Like every great player, he focussed on the strengths and weaknesses of the opposition; in his case the white-dominated Apartheid govt of South Africa. Mandela’s brilliance showed in his recognition that ‘sport’ in general (and rugby & cricket in particular) was at the heart of the ruling white minority’s vision of themselves.
The successive Apartheid regimes used sport to demonstrate their distinctiveness and racial superiority over the black majority – and to our England’s eternal shame, we went along with it for decades (alongside others like Australia), making sure there were no black or ‘coloured’ faces in the teams we selected to play them. Even a few of our greatest footballers, like Stanley Matthews, were happy to take the Apartheid dollar.
The genius of Mandela was evident in this political judo; to use the apparent strength of his opponent (an addiction to sport) to defeat him. He turned sport upside down in South Africa. Instead of simply rejecting its traditional use to divide and separate people, he used it himself to unite a fractured nation.
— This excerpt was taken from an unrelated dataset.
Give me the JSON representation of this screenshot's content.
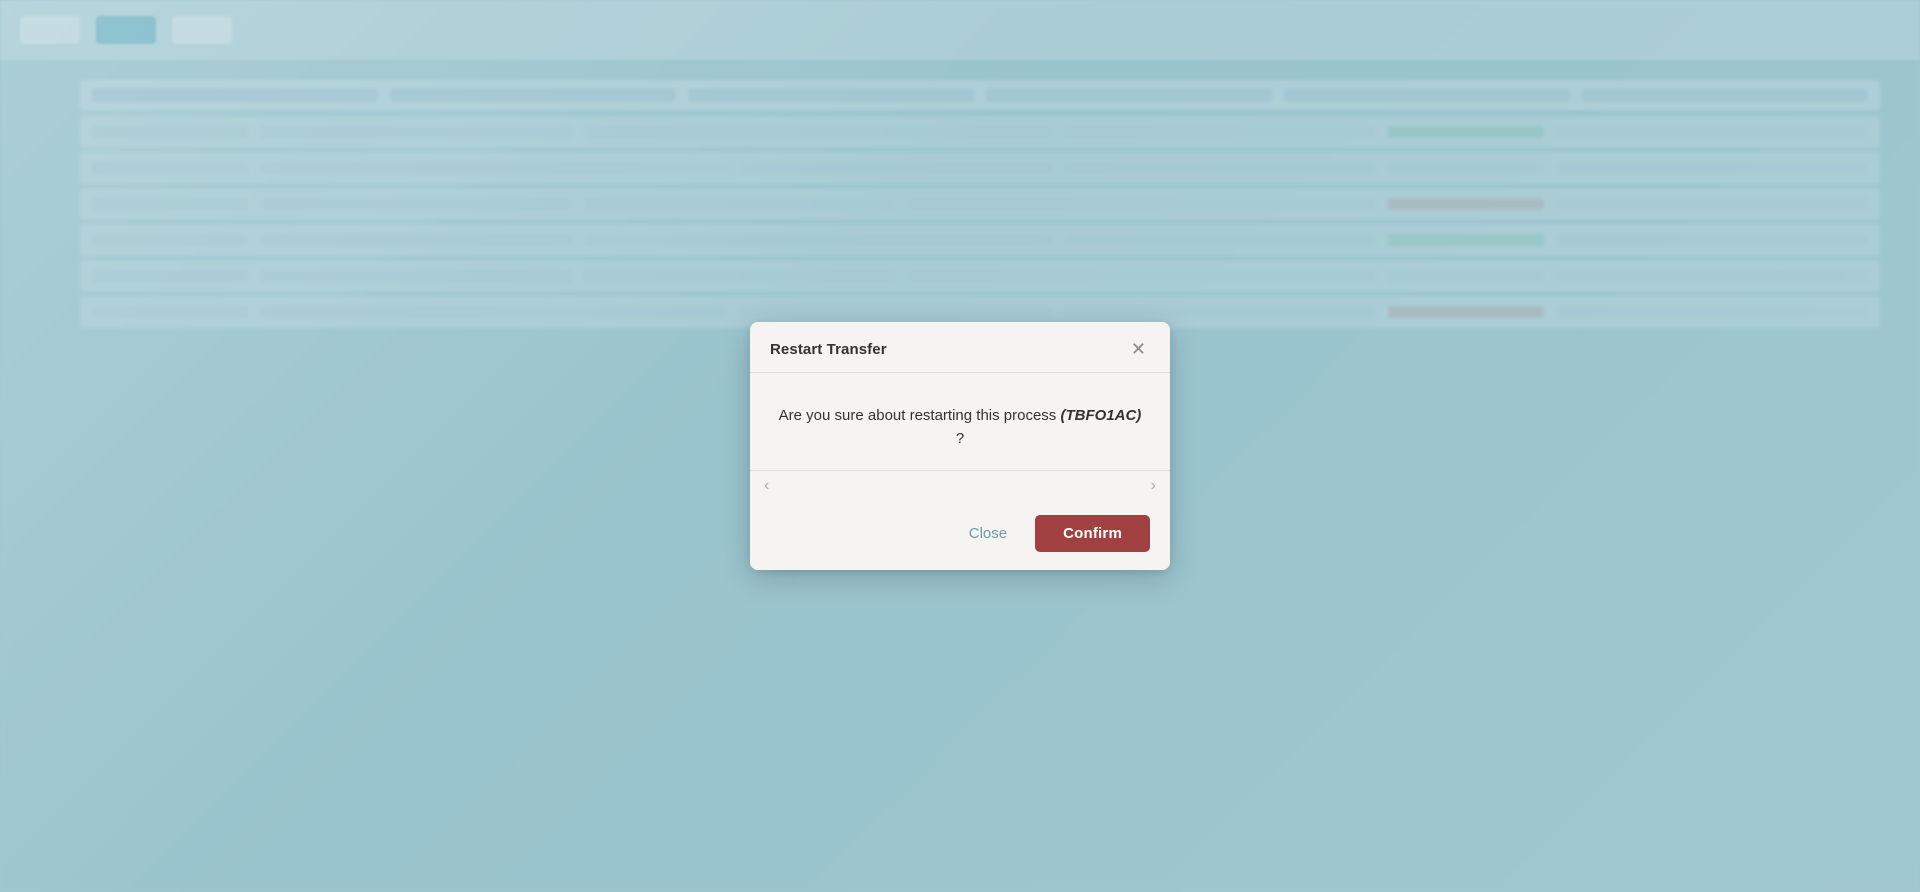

The first big moment was the South African victory in the final of the rugby world cup in 1995. The emblem of the national rugby team, the Springboks – long associated with the essence of Apartheid – was both usurped and reformed in one moment when Mandela went down onto the pitch wearing the team strip.
It was like a brilliant judo throw. All the power of the symbol – hated by blacks – was used to defeat the intrinsic meaning it articulated. It would never be the same again.
The final victory was almost a decade later when, in 2004, South Africa was anointed as host to the 2010 Fifa World Cup. The game that brought the world together in a way no other sport can was captured and put to work, like a slave, for the unity of South Africa itself. That’s clever.
Nelson Mandela loved football, though he was probably a better boxer than a footie player. We have all learned how, during those almost three decades of imprisonment, much of it on Robben Island, alongside many of his ANC comrades who had engaged in the armed struggle, Mandela used organised football to provide relief and enjoyment for all the inmates.
As one of them, the unforgettably named, Tokyo Sexwale, reminded everyone in his keynote speech to a recent Sports Summit in the Cayman Islands:
‘Sport has the power to change the world. On Robben Island we defied every apartheid rule, law, legislation, regulation, we defied each one of those laws…But we never defied a single FIFA statute…the rules were sacrosanct…in football, millions of people are controlled by a single whistle.’
Perhaps Mandela was the greatest leader of any people in the entire 20th century. For his vision; integrity; generosity; outstanding courage; evident joy in life, and his love of football, who can compare? Fittingly, his Memorial Service, attended by the greatest assembly of world leaders past & present, took place in Johannesburg’s Soccer City stadium where the 2010 World Cup Final was played.
Mandela led the line; surely the greatest number nine?
Dr Rogan Taylor is the Director of the Football Industry Group at the University of Liverpool. He is also a writer and broadcaster, with five football books and numerous radio and TV contributions. He has acted as a special adviser to The FA, The Premier League and Premier League Clubs.
ROGAN TAYLOR: WHY DID SKY POKE BT WITH A BIG STICK?
ROGAN TAYLOR: YOU CAN BET YOUR BOOTS
PROZONE: PREMIER LEAGUE PERFORMANCE MODEL
ROGAN TAYLOR: SEEDS OF DISCONTENT
KEIR RADNEDGE: FIFAPRO PILES PRESSURE ON KAFALA SYSTEM
ROGAN TAYLOR: BRING OUT THE BEST CHINA
ROGAN TAYLOR: THE BUBBLES DIDN’T FADE AND DIE, AFTER ALL